The ageless water witch Arahab has been scheming for aeons, gathering the means to awaken the great Leviathan. She aims to bring him and the old gods back to their former glory, caring little that their ascendance would also mean an end to the human race. However, awakening the Leviathan is no small feat. In fact, Arahab can't complete the ritual without humain aid.My Thoughts: This was one of those books that I had to let percolate for a bit before I could review it. It's oddly haunting and, while much of what happens is hard and harsh and brutal, you still come out of it with a pale feeling of optimism. I'm also finding this book difficult to classify. It's part horror story, part transformative tale and partially an ode to the old Gods. The Gods who roamed the earth before mortal man was a twinkle on the skin of the world.
Arahab's first choice is José Gaspar, a notorious sea pirate from eighteenth-century Spain. But when the task proves too difficult for Gaspar, she must look elsewhere, biding her time until the 1930s, when the ideal candidate shows up: a deranged teenager named Bernice.
Bernice is sophisticated, torn from New York and forced to spend a miserable summer on Anna Maria Island, a tiny rock off the coast of Florida. She's also been saddled with the companionship of her farm-raised cousin Nia. Eventually, Bernice's disenchantment gives way to rage, which in turn leads her to commit a deadly crime. When Nia won't cover for Bernice's actions, she turns on Nia, chasing her into the deadly coastal waves.
The timing is right and the elementals have better ideas: The moment the girls go under, Bernice is commandeered for Arahab's task force and Nia is turned into a strange and powerful new creature by a servant of the earth who doesn't want to surrender his green fields and muddy plains—not yet, at least. Add in a hapless fire inspector who's just trying to get his paperwork in order, a fire god whose neutrality has been called into question, and a bizarre religious cult, and rural Florida doesn't seem quite so sleepy anymore.
Cherie Priest's writing is lyrical and has great flow. You can feel the heavy air of Florida tangling in our heroes' lungs.
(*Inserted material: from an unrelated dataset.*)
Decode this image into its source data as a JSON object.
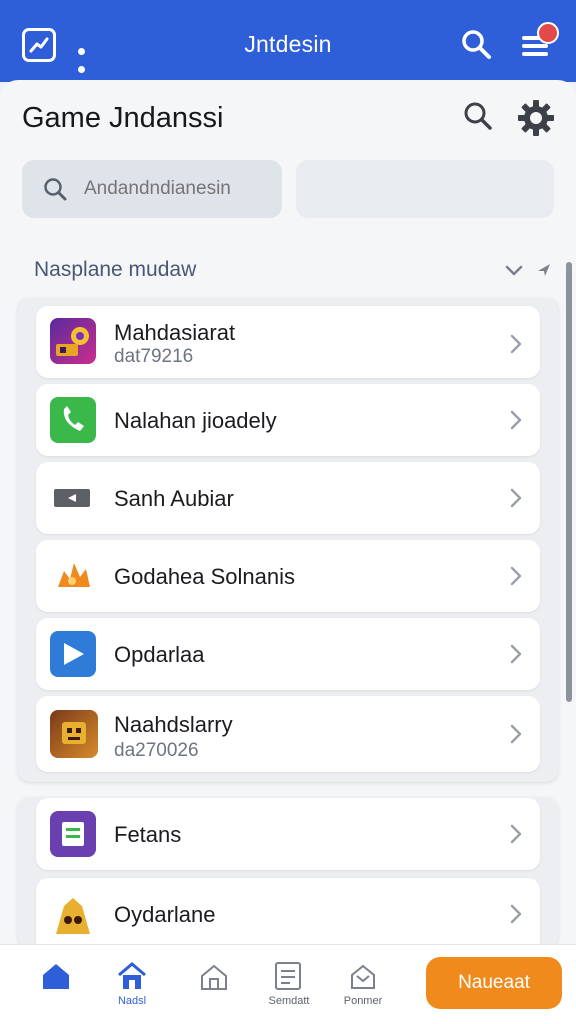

You can feel the dampness and the rot and the agony of waiting for the years to pass and the moment of action to come.
The thick but scraggly grass around them did not rustle at the edges of the rough road, and the ordinary sounds of rodents had vanished into a distressingly obvious silence. The air around them was heavy, but it was always heavy. And now there was nothing flying through it, nothing singing or calling from it. There was nothing but the tyrannical humidity and an overwhelming sense of foreboding.I really liked the story. But at the same time it wasn't what I was expecting. However, I have enough faith in Cherie Priest's storytelling ability to blindly follow where she leads.
Ultimately it was a very different book from her other books. Like I said, it was hard to classify but it was well worth the ride.
More books by Cherie Priest